Perhaps the single most dramatic example of this phenomenon of software eating a traditional business is the suicide of Borders and corresponding rise of Amazon. In 2001, Borders agreed to hand over its online business to Amazon under the theory that online book sales were non-strategic and unimportant.
Today, the world’s largest bookseller, Amazon, is a software company—its core capability is its amazing software engine for selling virtually everything online, no retail stores necessary. On top of that, while Borders was thrashing in the throes of impending bankruptcy, Amazon rearranged its web site to promote its Kindle digital books over physical books for the first time. Now even the books themselves are software.
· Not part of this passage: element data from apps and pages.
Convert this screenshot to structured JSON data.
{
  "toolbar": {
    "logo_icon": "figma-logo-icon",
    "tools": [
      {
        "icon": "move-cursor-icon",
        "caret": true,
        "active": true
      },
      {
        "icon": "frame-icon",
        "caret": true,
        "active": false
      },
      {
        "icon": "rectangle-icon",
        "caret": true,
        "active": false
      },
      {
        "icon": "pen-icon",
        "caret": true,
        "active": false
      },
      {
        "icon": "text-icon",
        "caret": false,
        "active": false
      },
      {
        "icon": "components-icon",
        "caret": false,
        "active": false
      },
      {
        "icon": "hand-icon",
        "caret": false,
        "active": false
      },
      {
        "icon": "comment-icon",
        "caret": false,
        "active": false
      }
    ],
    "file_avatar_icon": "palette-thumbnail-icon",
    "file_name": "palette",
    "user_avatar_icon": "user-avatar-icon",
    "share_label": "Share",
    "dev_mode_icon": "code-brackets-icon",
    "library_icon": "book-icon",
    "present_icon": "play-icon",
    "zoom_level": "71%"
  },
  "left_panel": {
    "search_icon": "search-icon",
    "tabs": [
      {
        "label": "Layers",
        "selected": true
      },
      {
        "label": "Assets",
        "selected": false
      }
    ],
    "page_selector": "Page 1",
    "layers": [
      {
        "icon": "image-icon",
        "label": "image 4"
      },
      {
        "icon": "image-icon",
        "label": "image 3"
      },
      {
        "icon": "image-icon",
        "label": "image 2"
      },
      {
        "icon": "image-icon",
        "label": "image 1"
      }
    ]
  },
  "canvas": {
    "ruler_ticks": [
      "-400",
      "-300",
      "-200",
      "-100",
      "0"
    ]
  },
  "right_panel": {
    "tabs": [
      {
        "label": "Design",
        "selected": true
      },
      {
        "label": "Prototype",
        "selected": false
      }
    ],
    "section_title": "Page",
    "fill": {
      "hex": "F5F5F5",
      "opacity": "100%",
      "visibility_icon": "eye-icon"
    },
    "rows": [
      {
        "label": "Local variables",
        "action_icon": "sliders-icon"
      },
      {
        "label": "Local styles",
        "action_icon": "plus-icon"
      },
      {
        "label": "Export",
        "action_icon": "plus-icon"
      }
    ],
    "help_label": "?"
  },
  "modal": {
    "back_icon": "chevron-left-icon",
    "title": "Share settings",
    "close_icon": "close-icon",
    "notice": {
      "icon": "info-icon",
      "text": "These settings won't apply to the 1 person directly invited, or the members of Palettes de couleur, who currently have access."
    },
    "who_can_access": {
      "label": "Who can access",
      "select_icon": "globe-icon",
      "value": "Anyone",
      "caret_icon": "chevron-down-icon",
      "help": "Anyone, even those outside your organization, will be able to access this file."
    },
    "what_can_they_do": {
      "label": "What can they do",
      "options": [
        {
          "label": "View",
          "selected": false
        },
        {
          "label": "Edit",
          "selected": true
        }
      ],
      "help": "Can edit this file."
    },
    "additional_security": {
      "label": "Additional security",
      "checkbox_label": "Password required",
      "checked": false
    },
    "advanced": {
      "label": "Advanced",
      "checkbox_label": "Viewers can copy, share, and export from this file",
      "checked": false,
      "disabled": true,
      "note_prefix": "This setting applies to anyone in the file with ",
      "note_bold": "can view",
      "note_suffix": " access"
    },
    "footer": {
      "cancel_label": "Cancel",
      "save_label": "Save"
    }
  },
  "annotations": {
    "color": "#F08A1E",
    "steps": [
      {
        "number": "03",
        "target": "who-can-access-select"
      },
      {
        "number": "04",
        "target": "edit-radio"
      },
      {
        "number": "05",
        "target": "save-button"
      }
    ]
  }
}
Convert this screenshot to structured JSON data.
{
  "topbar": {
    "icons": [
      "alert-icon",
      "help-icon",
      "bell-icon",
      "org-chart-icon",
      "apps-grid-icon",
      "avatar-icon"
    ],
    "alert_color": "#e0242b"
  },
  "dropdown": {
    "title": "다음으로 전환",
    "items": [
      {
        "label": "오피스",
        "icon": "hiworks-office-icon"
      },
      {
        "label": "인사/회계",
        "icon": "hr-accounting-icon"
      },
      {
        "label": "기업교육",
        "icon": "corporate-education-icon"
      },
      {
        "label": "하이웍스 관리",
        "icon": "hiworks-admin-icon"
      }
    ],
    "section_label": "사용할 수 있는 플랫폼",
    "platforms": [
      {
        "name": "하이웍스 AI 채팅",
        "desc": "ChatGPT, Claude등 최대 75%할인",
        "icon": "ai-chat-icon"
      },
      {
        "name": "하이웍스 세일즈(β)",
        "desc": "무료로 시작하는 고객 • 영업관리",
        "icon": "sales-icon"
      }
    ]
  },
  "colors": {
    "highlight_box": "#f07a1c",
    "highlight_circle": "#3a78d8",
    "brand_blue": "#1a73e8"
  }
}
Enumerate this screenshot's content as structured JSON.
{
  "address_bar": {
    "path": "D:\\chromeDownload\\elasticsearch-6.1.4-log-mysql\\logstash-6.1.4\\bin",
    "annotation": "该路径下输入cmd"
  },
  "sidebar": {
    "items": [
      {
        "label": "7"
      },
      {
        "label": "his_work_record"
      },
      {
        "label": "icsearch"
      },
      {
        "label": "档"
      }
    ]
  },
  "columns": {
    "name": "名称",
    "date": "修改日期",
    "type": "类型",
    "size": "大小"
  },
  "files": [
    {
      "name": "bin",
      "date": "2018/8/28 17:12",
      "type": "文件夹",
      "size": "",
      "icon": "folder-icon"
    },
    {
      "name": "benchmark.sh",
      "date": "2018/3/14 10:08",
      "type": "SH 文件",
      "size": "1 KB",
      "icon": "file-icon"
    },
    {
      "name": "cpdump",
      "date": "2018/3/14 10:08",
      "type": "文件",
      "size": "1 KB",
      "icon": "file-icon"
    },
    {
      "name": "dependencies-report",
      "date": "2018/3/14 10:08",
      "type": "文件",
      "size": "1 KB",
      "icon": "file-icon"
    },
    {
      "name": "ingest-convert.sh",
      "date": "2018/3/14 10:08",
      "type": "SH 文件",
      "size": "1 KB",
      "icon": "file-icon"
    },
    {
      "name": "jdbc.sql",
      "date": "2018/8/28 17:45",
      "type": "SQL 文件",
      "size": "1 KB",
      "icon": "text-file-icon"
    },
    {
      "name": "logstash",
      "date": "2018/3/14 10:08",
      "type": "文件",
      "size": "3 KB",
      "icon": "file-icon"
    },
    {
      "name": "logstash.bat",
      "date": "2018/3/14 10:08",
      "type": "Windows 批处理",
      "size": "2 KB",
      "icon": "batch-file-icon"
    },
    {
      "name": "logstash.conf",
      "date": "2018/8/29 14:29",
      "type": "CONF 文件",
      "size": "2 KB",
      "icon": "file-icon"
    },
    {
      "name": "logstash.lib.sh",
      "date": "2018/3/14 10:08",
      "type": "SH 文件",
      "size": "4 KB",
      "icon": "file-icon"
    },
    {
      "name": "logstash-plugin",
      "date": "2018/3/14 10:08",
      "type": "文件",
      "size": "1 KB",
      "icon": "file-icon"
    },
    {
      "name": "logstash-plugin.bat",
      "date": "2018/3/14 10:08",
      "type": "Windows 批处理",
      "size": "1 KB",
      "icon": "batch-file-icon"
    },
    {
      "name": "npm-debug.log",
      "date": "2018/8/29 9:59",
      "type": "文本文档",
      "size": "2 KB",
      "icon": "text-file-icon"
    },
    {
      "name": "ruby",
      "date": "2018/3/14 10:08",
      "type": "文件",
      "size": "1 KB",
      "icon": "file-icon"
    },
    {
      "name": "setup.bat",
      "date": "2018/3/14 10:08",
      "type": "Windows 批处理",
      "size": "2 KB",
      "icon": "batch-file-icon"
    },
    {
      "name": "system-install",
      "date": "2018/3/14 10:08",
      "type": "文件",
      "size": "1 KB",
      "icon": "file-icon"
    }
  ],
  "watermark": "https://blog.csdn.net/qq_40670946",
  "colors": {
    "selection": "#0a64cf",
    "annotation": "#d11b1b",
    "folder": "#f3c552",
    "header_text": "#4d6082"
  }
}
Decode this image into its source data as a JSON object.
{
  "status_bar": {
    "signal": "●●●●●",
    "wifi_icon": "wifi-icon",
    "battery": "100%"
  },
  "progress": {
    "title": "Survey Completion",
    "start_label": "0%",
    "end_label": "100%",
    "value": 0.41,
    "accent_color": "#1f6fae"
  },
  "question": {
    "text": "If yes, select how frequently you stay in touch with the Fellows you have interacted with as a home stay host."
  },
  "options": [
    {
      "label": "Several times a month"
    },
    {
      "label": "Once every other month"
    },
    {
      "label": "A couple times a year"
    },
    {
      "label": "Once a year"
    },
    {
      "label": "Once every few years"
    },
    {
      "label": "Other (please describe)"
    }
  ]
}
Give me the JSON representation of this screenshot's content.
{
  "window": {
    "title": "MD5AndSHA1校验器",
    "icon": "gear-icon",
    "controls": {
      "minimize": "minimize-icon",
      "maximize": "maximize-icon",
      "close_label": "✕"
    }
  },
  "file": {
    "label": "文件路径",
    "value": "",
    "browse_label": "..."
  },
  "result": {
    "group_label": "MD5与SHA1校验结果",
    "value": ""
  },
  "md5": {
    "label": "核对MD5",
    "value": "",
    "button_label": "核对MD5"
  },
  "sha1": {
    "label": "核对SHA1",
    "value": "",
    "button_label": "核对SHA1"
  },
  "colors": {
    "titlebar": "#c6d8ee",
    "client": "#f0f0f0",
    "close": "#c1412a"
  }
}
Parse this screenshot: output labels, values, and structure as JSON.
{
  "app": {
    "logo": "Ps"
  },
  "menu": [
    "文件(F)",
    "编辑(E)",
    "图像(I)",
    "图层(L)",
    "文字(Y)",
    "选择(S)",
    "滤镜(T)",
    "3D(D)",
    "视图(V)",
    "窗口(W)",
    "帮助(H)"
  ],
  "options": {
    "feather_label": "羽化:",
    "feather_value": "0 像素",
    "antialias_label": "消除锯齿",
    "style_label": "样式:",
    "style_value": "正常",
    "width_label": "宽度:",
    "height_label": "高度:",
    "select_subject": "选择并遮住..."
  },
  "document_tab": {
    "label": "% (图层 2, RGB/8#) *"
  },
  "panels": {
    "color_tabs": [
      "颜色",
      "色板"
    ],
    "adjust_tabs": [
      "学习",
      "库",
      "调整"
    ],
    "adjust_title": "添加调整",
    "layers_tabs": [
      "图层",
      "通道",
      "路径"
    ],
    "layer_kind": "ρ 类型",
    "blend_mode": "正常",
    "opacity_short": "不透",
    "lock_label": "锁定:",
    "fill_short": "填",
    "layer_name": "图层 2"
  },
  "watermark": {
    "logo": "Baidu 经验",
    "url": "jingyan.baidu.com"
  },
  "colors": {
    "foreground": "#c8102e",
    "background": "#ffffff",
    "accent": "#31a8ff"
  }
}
Today’s largest video service by number of subscribers is a software company: Netflix. How Netflix eviscerated Blockbuster is an old story, but now other traditional entertainment providers are facing the same threat. Comcast, Time Warner and others are responding by transforming themselves into software companies with efforts such as TV Everywhere, which liberates content from the physical cable and connects it to smartphones and tablets.
Today’s dominant music companies are software companies, too: Apple’s iTunes, Spotify and Pandora. Traditional record labels increasingly exist only to provide those software companies with content. Industry revenue from digital channels totaled $4.6 billion in 2010, growing to 29% of total revenue from 2% in 2004.
All true, but none of this software is worth anything — anything at all — without hardware to run on. Which explains why Apple is now the biggest technology company in the world: Apple creates the hardware (iPhones, iPads, iPods, Macs) that people want to run all their cool software on. We’re not any less dependent on manufactured things than we ever were: it’s just that we need fewer kinds of manufactured things now, since we use highly adaptable universal machines. (I don’t carry around a watch, a calendar, a notepad, a radio, or a calculator, because I have an iPhone.)
I think the primary lesson to be drawn from Andreesen’s article is not “Get into the software game” but that there is a ton of money to be made by someone, anyone, who can come up with universal machines (computing devices) beautiful and functional enough that a sizable number of people will prefer them to Apple’s.